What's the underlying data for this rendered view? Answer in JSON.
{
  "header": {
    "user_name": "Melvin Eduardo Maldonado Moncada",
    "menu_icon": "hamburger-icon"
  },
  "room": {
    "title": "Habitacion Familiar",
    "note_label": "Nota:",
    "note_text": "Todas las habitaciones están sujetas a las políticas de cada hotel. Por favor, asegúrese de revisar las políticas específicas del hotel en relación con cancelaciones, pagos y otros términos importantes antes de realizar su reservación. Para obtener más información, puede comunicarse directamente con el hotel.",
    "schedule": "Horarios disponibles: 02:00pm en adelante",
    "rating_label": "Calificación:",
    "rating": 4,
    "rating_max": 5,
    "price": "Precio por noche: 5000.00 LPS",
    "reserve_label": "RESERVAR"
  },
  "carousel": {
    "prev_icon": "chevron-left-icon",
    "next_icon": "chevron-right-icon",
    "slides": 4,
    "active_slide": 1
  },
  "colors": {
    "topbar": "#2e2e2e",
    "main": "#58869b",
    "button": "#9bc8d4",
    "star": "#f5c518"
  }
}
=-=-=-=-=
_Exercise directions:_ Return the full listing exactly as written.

_Output of the exercise:_
What's the underlying data for this rendered view? Answer in JSON.
{
  "header": {
    "user_name": "Melvin Eduardo Maldonado Moncada",
    "menu_icon": "hamburger-icon"
  },
  "room": {
    "title": "Habitacion Familiar",
    "note_label": "Nota:",
    "note_text": "Todas las habitaciones están sujetas a las políticas de cada hotel. Por favor, asegúrese de revisar las políticas específicas del hotel en relación con cancelaciones, pagos y otros términos importantes antes de realizar su reservación. Para obtener más información, puede comunicarse directamente con el hotel.",
    "schedule": "Horarios disponibles: 02:00pm en adelante",
    "rating_label": "Calificación:",
    "rating": 4,
    "rating_max": 5,
    "price": "Precio por noche: 5000.00 LPS",
    "reserve_label": "RESERVAR"
  },
  "carousel": {
    "prev_icon": "chevron-left-icon",
    "next_icon": "chevron-right-icon",
    "slides": 4,
    "active_slide": 1
  },
  "colors": {
    "topbar": "#2e2e2e",
    "main": "#58869b",
    "button": "#9bc8d4",
    "star": "#f5c518"
  }
}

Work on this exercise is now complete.